▶ **WORK INSTRUCTIONS**
The whole listing, apart from its images, should be restated word for word.

▶ **EXCERPTED RECORDS**
"""

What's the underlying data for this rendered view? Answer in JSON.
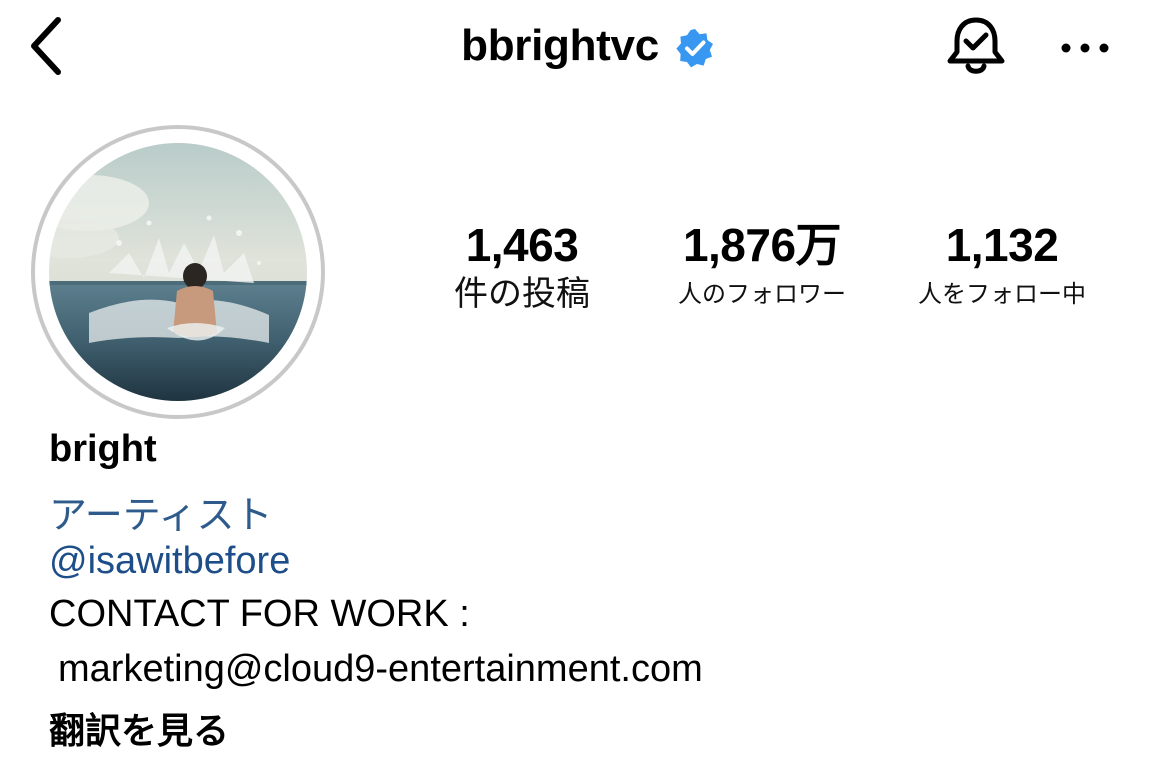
{
  "header": {
    "username": "bbrightvc",
    "back_icon": "chevron-left-icon",
    "verified_icon": "verified-badge-icon",
    "notification_icon": "bell-check-icon",
    "more_icon": "more-horizontal-icon"
  },
  "stats": {
    "posts": {
      "value": "1,463",
      "label": "件の投稿"
    },
    "followers": {
      "value": "1,876万",
      "label": "人のフォロワー"
    },
    "following": {
      "value": "1,132",
      "label": "人をフォロー中"
    }
  },
  "bio": {
    "display_name": "bright",
    "category": "アーティスト",
    "mention": "@isawitbefore",
    "line1": "CONTACT FOR WORK :",
    "line2": "marketing@cloud9-entertainment.com",
    "translate": "翻訳を見る"
  },
  "colors": {
    "verified": "#3897f0",
    "link": "#1d4e89",
    "category": "#2e5b8c",
    "avatar_ring": "#c8c8c8"
  }
}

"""

▶ **YOUR RESPONSE**
What's the underlying data for this rendered view? Answer in JSON.
{
  "header": {
    "username": "bbrightvc",
    "back_icon": "chevron-left-icon",
    "verified_icon": "verified-badge-icon",
    "notification_icon": "bell-check-icon",
    "more_icon": "more-horizontal-icon"
  },
  "stats": {
    "posts": {
      "value": "1,463",
      "label": "件の投稿"
    },
    "followers": {
      "value": "1,876万",
      "label": "人のフォロワー"
    },
    "following": {
      "value": "1,132",
      "label": "人をフォロー中"
    }
  },
  "bio": {
    "display_name": "bright",
    "category": "アーティスト",
    "mention": "@isawitbefore",
    "line1": "CONTACT FOR WORK :",
    "line2": "marketing@cloud9-entertainment.com",
    "translate": "翻訳を見る"
  },
  "colors": {
    "verified": "#3897f0",
    "link": "#1d4e89",
    "category": "#2e5b8c",
    "avatar_ring": "#c8c8c8"
  }
}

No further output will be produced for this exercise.